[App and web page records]
_____

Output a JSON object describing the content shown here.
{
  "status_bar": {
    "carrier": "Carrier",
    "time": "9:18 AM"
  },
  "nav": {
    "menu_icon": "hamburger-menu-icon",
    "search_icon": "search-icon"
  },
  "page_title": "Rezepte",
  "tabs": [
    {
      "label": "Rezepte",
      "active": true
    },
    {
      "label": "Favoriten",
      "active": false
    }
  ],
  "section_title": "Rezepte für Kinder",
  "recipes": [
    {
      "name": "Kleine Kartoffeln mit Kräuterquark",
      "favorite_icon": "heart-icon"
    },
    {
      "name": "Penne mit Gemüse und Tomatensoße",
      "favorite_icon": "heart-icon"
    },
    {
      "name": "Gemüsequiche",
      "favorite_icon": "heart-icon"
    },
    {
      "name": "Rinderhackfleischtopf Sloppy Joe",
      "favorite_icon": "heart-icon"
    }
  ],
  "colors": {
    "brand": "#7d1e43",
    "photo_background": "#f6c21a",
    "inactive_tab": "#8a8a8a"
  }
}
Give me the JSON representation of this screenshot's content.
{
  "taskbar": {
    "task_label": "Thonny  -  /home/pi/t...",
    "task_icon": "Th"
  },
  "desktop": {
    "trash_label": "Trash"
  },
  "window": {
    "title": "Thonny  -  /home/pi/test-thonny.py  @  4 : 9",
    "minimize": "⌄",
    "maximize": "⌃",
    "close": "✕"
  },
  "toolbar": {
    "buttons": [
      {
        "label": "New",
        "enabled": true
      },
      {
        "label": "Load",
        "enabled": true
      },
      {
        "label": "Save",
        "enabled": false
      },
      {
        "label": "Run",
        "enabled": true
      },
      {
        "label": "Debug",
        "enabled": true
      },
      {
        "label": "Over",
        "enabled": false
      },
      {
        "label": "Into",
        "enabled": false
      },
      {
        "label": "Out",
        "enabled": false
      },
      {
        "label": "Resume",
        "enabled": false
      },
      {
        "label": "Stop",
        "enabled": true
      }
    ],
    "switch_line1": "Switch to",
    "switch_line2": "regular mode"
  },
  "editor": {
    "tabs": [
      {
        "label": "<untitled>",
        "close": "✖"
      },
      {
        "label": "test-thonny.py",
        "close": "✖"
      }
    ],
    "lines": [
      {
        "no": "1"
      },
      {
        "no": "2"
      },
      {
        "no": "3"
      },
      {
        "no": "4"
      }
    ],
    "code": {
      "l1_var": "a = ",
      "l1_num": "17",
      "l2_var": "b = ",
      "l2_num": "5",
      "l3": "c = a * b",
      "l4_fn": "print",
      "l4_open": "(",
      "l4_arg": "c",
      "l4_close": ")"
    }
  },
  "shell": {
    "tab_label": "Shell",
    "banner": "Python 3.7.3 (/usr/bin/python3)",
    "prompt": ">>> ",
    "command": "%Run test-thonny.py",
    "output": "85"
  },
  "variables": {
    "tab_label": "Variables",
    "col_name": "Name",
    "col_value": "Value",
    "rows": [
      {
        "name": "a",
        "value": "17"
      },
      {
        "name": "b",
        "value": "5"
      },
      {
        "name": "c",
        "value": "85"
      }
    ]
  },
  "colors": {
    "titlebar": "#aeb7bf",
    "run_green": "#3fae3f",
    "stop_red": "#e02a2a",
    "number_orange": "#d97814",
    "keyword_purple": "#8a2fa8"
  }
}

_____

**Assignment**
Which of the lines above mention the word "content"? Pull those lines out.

**Written answer**
Output a JSON object describing the content shown here.
Give me the JSON representation of this screenshot's content.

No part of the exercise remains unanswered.